This Halloween, take a minute to make sure your pets are prepared for this weird and scary holiday. We get very excited about the costumes, decorations and trick-or-treating, but let’s take a minute to picture this from a pets perspective.
Some dogs and cats are very laid back and are not bothered at all by hordes of costume clad strangers coming to their home. For most pets, the costumes and high volume of people coming up to the house can cause a lot of anxiety.
Costumes for Pets Not all pets like to be dressed up, so if your pet seems stressed by the costume do not make them wear one.
If your pets does not mind dress up, make sure that the costume fits properly, allows for normal movement and has no little parts that can be eaten by the pet.
Costumes for People Make sure to let your pet see and sniff your family’s costumes before you put them on. If you have a mildly anxious pet, try to get into costume with them in the room so that they understand it is you. Have some treats handy to turn a potentially scary experience into a positive one.

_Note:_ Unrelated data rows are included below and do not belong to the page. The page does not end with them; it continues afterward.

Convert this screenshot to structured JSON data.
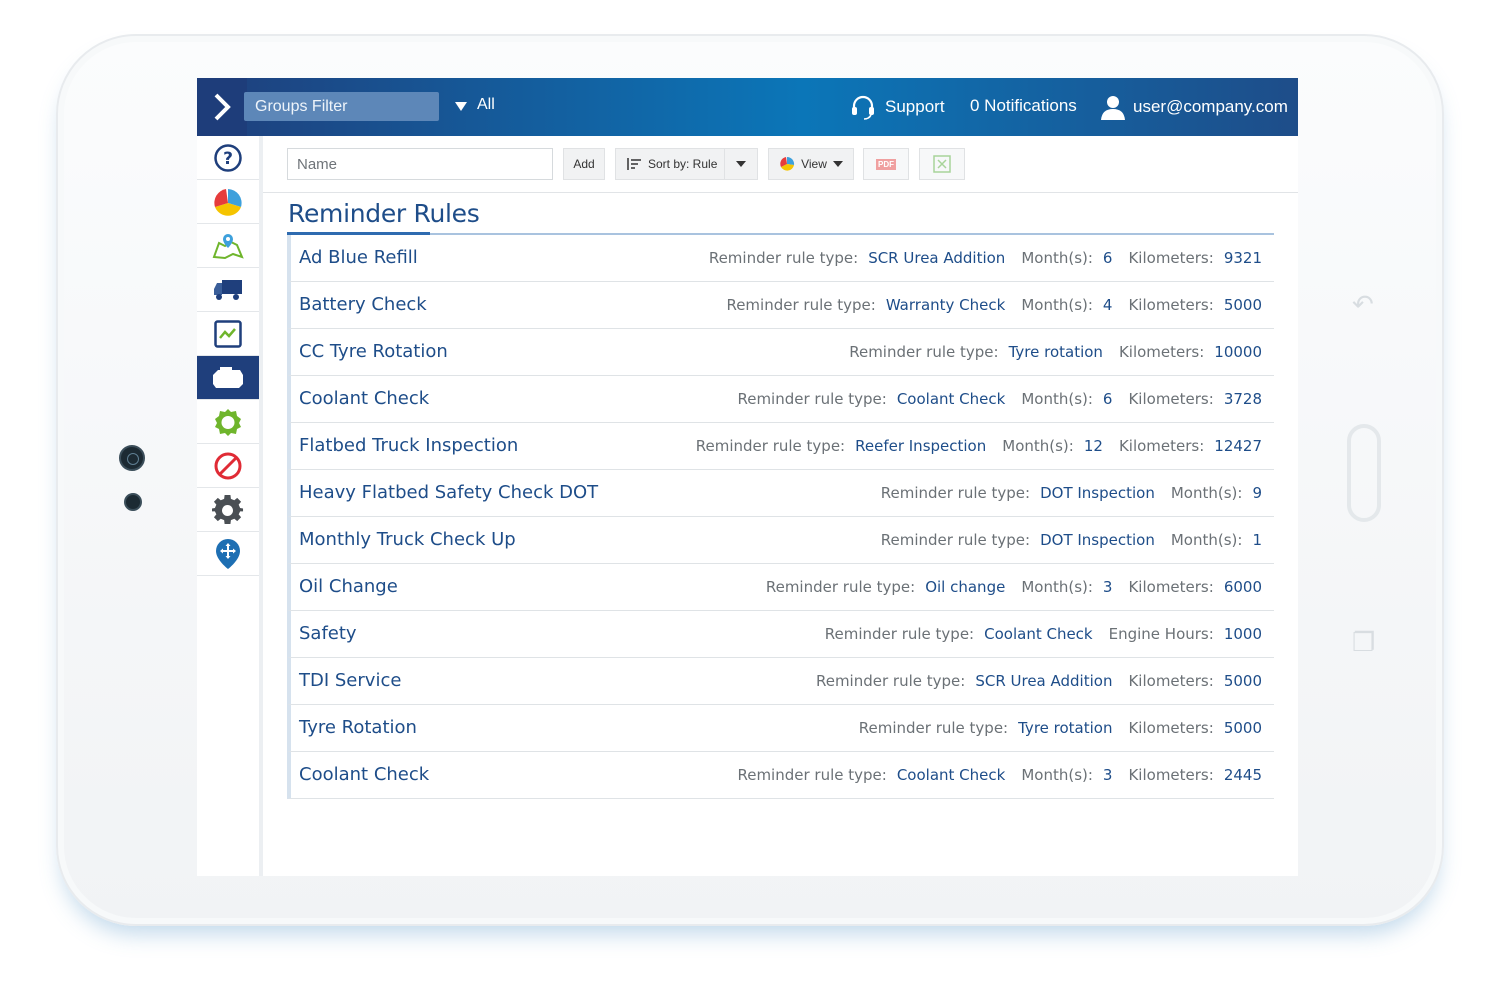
{
  "topbar": {
    "groups_filter": "Groups Filter",
    "all_label": "All",
    "support_label": "Support",
    "notifications_label": "0 Notifications",
    "user_email": "user@company.com"
  },
  "sidebar": {
    "items": [
      {
        "icon": "help-icon"
      },
      {
        "icon": "pie-chart-icon"
      },
      {
        "icon": "map-icon"
      },
      {
        "icon": "truck-icon"
      },
      {
        "icon": "activity-chart-icon"
      },
      {
        "icon": "engine-icon",
        "active": true
      },
      {
        "icon": "gear-outline-icon"
      },
      {
        "icon": "prohibited-icon"
      },
      {
        "icon": "settings-gear-icon"
      },
      {
        "icon": "location-pin-icon"
      }
    ]
  },
  "toolbar": {
    "name_placeholder": "Name",
    "add_label": "Add",
    "sort_label": "Sort by: Rule",
    "view_label": "View",
    "pdf_label": "PDF"
  },
  "page": {
    "title": "Reminder Rules"
  },
  "labels": {
    "rule_type": "Reminder rule type:",
    "months": "Month(s):",
    "kilometers": "Kilometers:",
    "engine_hours": "Engine Hours:"
  },
  "rules": [
    {
      "name": "Ad Blue Refill",
      "type": "SCR Urea Addition",
      "months": "6",
      "kilometers": "9321"
    },
    {
      "name": "Battery Check",
      "type": "Warranty Check",
      "months": "4",
      "kilometers": "5000"
    },
    {
      "name": "CC Tyre Rotation",
      "type": "Tyre rotation",
      "kilometers": "10000"
    },
    {
      "name": "Coolant Check",
      "type": "Coolant Check",
      "months": "6",
      "kilometers": "3728"
    },
    {
      "name": "Flatbed Truck Inspection",
      "type": "Reefer Inspection",
      "months": "12",
      "kilometers": "12427"
    },
    {
      "name": "Heavy Flatbed Safety Check DOT",
      "type": "DOT Inspection",
      "months": "9"
    },
    {
      "name": "Monthly Truck Check Up",
      "type": "DOT Inspection",
      "months": "1"
    },
    {
      "name": "Oil Change",
      "type": "Oil change",
      "months": "3",
      "kilometers": "6000"
    },
    {
      "name": "Safety",
      "type": "Coolant Check",
      "engine_hours": "1000"
    },
    {
      "name": "TDI Service",
      "type": "SCR Urea Addition",
      "kilometers": "5000"
    },
    {
      "name": "Tyre Rotation",
      "type": "Tyre rotation",
      "kilometers": "5000"
    },
    {
      "name": "Coolant Check",
      "type": "Coolant Check",
      "months": "3",
      "kilometers": "2445"
    }
  ],
  "colors": {
    "brand_dark": "#1f3f7c",
    "brand_blue": "#0b76b8",
    "link_blue": "#1e4d89"
  }
}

If you have a very anxious pet, consider tucking them away for the night in their crate or a bedroom where they can be undisturbed by the costumes, decorations and events of the evening.
Trick-or-Treat Place pets in a quiet room away from the front windows and door before Trick-or-Treating begins so that they do not see all the strangers coming to the house and feel the need to try to protect you and their home.
If you have a pet that stresses easily, consider sitting right by the door or on your front porch so that Trick-or-Treaters do not need to ring the doorbell, knock or enter the house. Not hearing these things will help reduce any stress you pet may be experiencing.
If you are planning to take your pet Trick-or-Treating with you, make sure that they are comfortable with people in costume, excitement and high activity levels around them and their costume, if they will be wearing one. Also keep an eye out that they are not getting any dropped candy from the ground or porches.
General Tips Make sure your pets have current ID tags on and that their microchip registration is up to date with correct phone numbers. This is a scary night and lots of pets will get out of the house or yard.
Your Halloween candy is a big bucket of toxins for your pet. Not only is chocolate toxic to dogs, many gums and sugar free candies contain Xylitol, which can cause liver failure in your pets. Wrappers can also be a problem as they can create a foreign body that can cause gastro-intestinal obstruction that may require surgery. Make sure all candy is kept out of reach or your pets.
Consider getting either a Feliway or Adaptil room diffuser to help calm anxious pets. Set it up in the room your pet will be in during Trick-or-Treat hours or during your party. For best results, set up earlier in the day so your pet already thinks of this as a calm area before he/she is confined there.